Start of Data for the task

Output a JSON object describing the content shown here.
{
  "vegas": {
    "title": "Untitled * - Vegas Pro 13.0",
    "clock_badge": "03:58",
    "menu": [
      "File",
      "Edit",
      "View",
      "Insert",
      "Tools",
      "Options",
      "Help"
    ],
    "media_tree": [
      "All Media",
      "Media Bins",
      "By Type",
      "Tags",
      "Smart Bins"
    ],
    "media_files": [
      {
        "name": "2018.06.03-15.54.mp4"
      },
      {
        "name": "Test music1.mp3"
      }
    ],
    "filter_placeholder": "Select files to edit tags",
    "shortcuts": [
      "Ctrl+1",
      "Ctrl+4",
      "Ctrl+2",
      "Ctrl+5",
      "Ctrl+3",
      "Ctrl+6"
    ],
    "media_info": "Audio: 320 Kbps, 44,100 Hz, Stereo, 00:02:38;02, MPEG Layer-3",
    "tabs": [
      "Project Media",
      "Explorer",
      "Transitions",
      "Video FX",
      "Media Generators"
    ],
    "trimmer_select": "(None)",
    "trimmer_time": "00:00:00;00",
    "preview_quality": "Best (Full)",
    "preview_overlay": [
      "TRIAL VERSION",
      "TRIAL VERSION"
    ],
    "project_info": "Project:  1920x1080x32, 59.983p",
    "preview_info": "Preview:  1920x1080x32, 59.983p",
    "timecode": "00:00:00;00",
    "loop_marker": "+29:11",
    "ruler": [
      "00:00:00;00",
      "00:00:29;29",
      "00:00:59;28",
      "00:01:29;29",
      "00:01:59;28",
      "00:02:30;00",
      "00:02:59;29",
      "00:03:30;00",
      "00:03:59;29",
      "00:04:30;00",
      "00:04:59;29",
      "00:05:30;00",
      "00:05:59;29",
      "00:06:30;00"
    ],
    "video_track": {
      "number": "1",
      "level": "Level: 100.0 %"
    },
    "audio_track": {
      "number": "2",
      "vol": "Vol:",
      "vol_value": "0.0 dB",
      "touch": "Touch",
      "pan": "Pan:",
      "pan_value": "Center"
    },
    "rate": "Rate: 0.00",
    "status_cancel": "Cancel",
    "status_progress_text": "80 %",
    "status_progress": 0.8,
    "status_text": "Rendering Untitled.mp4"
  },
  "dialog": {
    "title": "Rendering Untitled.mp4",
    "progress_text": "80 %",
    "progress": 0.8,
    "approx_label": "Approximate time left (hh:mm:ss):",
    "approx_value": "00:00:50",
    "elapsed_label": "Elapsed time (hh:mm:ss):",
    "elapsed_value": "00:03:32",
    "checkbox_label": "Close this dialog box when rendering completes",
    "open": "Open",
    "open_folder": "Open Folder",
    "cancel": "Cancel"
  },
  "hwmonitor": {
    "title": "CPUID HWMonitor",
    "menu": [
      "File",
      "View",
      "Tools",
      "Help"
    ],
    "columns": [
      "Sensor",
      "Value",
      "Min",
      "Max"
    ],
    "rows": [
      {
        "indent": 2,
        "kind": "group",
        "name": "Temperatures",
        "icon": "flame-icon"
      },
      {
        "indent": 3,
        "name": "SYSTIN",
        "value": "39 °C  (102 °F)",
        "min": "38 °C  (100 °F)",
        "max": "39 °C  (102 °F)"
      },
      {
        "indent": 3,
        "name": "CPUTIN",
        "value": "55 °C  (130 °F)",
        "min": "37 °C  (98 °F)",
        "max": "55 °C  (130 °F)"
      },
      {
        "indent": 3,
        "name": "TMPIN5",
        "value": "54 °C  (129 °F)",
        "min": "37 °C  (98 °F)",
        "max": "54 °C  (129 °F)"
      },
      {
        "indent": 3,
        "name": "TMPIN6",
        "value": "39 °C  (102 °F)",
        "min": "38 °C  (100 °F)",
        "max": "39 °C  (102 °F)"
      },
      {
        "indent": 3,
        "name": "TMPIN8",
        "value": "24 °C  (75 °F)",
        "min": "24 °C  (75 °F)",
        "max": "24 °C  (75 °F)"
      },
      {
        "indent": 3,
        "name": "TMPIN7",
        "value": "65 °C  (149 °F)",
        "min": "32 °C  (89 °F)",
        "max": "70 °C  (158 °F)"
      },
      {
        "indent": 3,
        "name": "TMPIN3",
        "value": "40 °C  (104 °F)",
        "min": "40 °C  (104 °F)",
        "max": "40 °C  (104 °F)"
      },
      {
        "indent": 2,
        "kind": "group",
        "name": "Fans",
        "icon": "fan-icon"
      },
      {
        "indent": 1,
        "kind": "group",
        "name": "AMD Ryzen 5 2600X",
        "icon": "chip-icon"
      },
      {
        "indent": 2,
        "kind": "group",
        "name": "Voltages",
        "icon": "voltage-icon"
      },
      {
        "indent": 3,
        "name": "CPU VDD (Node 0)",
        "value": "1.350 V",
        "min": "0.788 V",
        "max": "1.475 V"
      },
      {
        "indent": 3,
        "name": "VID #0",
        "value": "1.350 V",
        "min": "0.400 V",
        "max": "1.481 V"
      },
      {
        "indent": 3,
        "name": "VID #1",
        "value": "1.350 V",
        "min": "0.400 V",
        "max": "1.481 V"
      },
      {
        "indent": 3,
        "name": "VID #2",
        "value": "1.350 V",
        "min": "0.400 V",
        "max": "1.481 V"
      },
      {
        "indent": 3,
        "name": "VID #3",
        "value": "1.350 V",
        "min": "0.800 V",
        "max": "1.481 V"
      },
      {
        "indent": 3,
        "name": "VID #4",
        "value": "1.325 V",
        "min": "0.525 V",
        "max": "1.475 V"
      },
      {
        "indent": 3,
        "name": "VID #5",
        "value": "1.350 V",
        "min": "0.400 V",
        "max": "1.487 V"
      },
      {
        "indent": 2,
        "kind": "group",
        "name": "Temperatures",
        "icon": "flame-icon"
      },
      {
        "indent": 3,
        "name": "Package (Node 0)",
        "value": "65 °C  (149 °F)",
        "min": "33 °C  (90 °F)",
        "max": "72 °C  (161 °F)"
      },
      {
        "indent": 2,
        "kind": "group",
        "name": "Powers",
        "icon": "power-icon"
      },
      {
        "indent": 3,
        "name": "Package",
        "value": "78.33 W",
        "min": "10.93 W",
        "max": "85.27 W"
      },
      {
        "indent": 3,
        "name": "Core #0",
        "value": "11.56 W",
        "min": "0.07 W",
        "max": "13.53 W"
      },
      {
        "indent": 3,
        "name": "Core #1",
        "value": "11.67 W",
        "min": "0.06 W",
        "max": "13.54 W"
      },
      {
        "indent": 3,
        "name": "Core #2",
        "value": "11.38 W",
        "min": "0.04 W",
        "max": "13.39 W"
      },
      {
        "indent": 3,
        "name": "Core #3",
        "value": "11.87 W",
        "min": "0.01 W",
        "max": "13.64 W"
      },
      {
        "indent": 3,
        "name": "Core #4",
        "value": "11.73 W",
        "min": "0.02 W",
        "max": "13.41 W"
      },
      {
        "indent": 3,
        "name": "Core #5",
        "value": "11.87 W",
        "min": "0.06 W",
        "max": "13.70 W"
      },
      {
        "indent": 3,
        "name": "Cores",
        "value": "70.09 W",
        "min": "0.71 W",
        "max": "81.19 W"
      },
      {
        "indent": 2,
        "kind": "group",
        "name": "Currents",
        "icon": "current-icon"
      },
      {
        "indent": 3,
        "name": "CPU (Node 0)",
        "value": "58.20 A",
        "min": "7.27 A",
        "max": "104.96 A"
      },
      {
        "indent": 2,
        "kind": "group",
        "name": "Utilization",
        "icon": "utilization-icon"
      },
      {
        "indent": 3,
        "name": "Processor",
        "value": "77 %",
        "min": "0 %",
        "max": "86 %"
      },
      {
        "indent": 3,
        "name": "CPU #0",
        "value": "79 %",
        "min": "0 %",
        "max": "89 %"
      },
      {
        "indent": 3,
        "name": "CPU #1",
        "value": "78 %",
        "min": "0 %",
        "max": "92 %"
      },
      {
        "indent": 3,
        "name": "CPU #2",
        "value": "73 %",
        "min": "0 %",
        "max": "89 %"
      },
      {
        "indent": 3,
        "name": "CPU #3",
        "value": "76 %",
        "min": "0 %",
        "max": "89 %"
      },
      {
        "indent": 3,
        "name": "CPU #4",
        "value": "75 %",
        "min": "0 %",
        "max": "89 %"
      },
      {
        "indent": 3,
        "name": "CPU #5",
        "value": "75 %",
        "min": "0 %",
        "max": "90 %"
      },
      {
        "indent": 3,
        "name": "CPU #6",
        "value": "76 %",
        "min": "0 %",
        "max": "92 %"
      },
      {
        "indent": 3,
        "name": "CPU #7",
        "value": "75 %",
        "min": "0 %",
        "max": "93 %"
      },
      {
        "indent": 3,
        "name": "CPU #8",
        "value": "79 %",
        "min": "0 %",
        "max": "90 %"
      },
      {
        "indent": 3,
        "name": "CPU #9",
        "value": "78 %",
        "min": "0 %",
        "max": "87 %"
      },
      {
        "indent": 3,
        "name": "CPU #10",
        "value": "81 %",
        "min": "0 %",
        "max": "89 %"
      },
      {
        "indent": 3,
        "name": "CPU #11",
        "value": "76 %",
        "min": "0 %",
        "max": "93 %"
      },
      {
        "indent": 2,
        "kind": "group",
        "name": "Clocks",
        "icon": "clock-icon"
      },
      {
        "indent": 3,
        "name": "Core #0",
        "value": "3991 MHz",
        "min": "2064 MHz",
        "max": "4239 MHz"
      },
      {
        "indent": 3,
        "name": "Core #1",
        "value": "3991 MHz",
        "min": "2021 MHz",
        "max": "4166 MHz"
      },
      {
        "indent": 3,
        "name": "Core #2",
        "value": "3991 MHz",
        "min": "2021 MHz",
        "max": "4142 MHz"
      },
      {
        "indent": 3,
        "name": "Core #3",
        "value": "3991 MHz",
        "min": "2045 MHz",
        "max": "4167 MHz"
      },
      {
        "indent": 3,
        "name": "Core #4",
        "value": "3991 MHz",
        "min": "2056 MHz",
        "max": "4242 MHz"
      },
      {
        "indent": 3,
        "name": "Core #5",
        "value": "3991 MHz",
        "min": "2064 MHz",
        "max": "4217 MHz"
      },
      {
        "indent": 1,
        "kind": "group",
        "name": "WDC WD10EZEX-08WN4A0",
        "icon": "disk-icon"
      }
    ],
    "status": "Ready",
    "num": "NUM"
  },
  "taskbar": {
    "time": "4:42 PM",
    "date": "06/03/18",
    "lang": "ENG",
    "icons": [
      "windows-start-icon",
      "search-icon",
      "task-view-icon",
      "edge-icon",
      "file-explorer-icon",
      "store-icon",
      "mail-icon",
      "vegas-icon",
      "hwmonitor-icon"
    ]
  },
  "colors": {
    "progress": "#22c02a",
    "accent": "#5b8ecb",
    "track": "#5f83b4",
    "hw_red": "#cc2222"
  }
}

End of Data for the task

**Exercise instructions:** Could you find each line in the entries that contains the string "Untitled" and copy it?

**Exercise answer:**
    "title": "Untitled * - Vegas Pro 13.0",
    "status_text": "Rendering Untitled.mp4"
    "title": "Rendering Untitled.mp4",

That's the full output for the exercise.